Take every line from the data that has the word "Preview" in it.

** Provided material follows **

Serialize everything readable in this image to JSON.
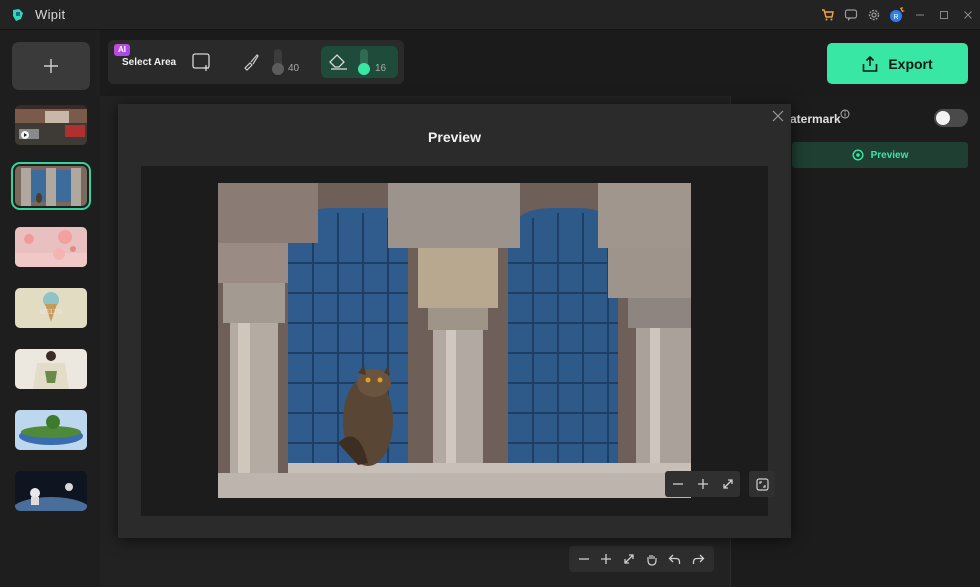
{
  "app": {
    "title": "Wipit"
  },
  "toolbar": {
    "ai_badge": "AI",
    "select_area_label": "Select Area",
    "brush_size": "40",
    "eraser_size": "16"
  },
  "export": {
    "label": "Export"
  },
  "right_panel": {
    "watermark_label": "atermark",
    "watermark_enabled": false,
    "preview_label": "Preview"
  },
  "modal": {
    "title": "Preview"
  },
  "colors": {
    "accent": "#39e7a5",
    "accent_dark": "#1f4b3a"
  },
  "thumbnails": [
    "street-scene",
    "owl-window",
    "balloons",
    "ice-cream",
    "person-shirt",
    "floating-island",
    "astronaut"
  ],
  "active_thumbnail": 1
}
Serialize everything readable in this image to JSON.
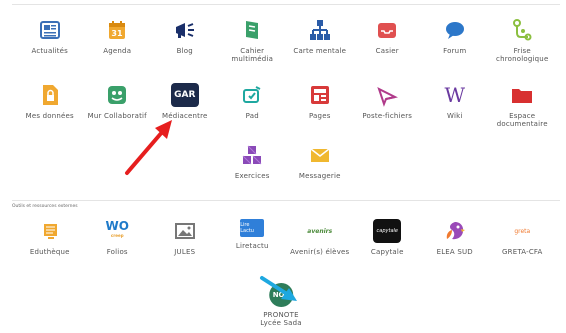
{
  "section_title": "Outils et ressources externes",
  "row1": [
    {
      "label": "Actualités",
      "icon": "newspaper-icon",
      "color": "#3b6fb6"
    },
    {
      "label": "Agenda",
      "icon": "calendar-icon",
      "color": "#f0a830"
    },
    {
      "label": "Blog",
      "icon": "megaphone-icon",
      "color": "#1a2f6a"
    },
    {
      "label": "Cahier multimédia",
      "icon": "notebook-icon",
      "color": "#3aa06a"
    },
    {
      "label": "Carte mentale",
      "icon": "mindmap-icon",
      "color": "#2a5ca8"
    },
    {
      "label": "Casier",
      "icon": "inbox-icon",
      "color": "#e05050"
    },
    {
      "label": "Forum",
      "icon": "chat-icon",
      "color": "#2c77c9"
    },
    {
      "label": "Frise chronologique",
      "icon": "timeline-icon",
      "color": "#8bbf3f"
    }
  ],
  "row2": [
    {
      "label": "Mes données",
      "icon": "file-lock-icon",
      "color": "#f0a830"
    },
    {
      "label": "Mur Collaboratif",
      "icon": "wall-icon",
      "color": "#3aa06a"
    },
    {
      "label": "Médiacentre",
      "icon": "gar-icon",
      "text": "GAR",
      "color": "#1c2a4a"
    },
    {
      "label": "Pad",
      "icon": "pad-icon",
      "color": "#1fa8a0"
    },
    {
      "label": "Pages",
      "icon": "pages-icon",
      "color": "#d83a3a"
    },
    {
      "label": "Poste-fichiers",
      "icon": "paper-plane-icon",
      "color": "#b03a8a"
    },
    {
      "label": "Wiki",
      "icon": "wiki-icon",
      "text": "W",
      "color": "#6a3aa0"
    },
    {
      "label": "Espace documentaire",
      "icon": "folder-icon",
      "color": "#d83030"
    }
  ],
  "row3": [
    {
      "label": "Exercices",
      "icon": "cubes-icon",
      "color": "#8a4ab8"
    },
    {
      "label": "Messagerie",
      "icon": "envelope-icon",
      "color": "#f0b830"
    }
  ],
  "row4": [
    {
      "label": "Eduthèque",
      "icon": "edutheque-icon",
      "color": "#f0a830"
    },
    {
      "label": "Folios",
      "icon": "folios-icon",
      "text": "WO",
      "color": "#1f7ac9"
    },
    {
      "label": "JULES",
      "icon": "image-icon",
      "color": "#777777"
    },
    {
      "label": "Liretactu",
      "icon": "liretactu-icon",
      "text": "Lire Lactu",
      "color": "#2f7fd9"
    },
    {
      "label": "Avenir(s) élèves",
      "icon": "avenirs-icon",
      "text": "avenirs",
      "color": "#4b8a3a"
    },
    {
      "label": "Capytale",
      "icon": "capytale-icon",
      "text": "capytale",
      "color": "#111111"
    },
    {
      "label": "ELEA SUD",
      "icon": "parrot-icon",
      "color": "#9a4ab8"
    },
    {
      "label": "GRETA-CFA",
      "icon": "greta-icon",
      "text": "greta",
      "color": "#f07a30"
    }
  ],
  "extra": {
    "label_line1": "PRONOTE",
    "label_line2": "Lycée Sada",
    "text": "NOT",
    "icon": "pronote-icon",
    "color": "#2e7d5a"
  },
  "annotations": {
    "red_arrow_color": "#e61e1e",
    "blue_arrow_color": "#1ea8e0"
  }
}
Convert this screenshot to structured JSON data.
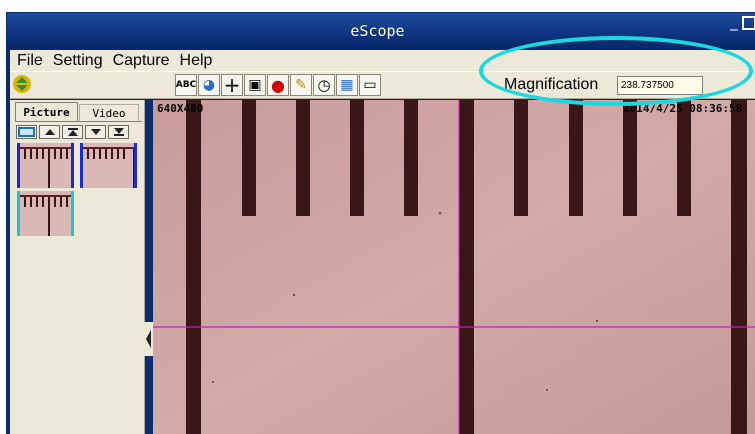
{
  "window": {
    "title": "eScope",
    "controls": [
      "_",
      "□",
      "×"
    ]
  },
  "menu": [
    "File",
    "Setting",
    "Capture",
    "Help"
  ],
  "toolbar": {
    "tools": [
      {
        "icon": "abc-text-icon",
        "glyph": "ABC"
      },
      {
        "icon": "globe-icon",
        "glyph": "◕"
      },
      {
        "icon": "crosshair-icon",
        "glyph": "+"
      },
      {
        "icon": "camera-icon",
        "glyph": "▣"
      },
      {
        "icon": "record-icon",
        "glyph": "●"
      },
      {
        "icon": "brush-icon",
        "glyph": "✎"
      },
      {
        "icon": "clock-icon",
        "glyph": "◷"
      },
      {
        "icon": "calendar-icon",
        "glyph": "▦"
      },
      {
        "icon": "save-icon",
        "glyph": "▭"
      }
    ],
    "magnification_label": "Magnification",
    "magnification_value": "238.737500"
  },
  "side_panel": {
    "tabs": [
      "Picture",
      "Video"
    ],
    "thumb_controls": [
      "thumbnail-view-icon",
      "up-icon",
      "top-icon",
      "down-icon",
      "bottom-icon"
    ]
  },
  "image": {
    "resolution": "640X480",
    "datetime": "2014/4/25 08:36:58",
    "colors": {
      "background": "#cfa5a4",
      "ticks": "#3a1414",
      "crosshair": "#c61ec6",
      "highlight": "#18d8e0"
    }
  }
}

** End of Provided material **

_Reply to the task_.
    "preview_label": "Preview"
    "title": "Preview"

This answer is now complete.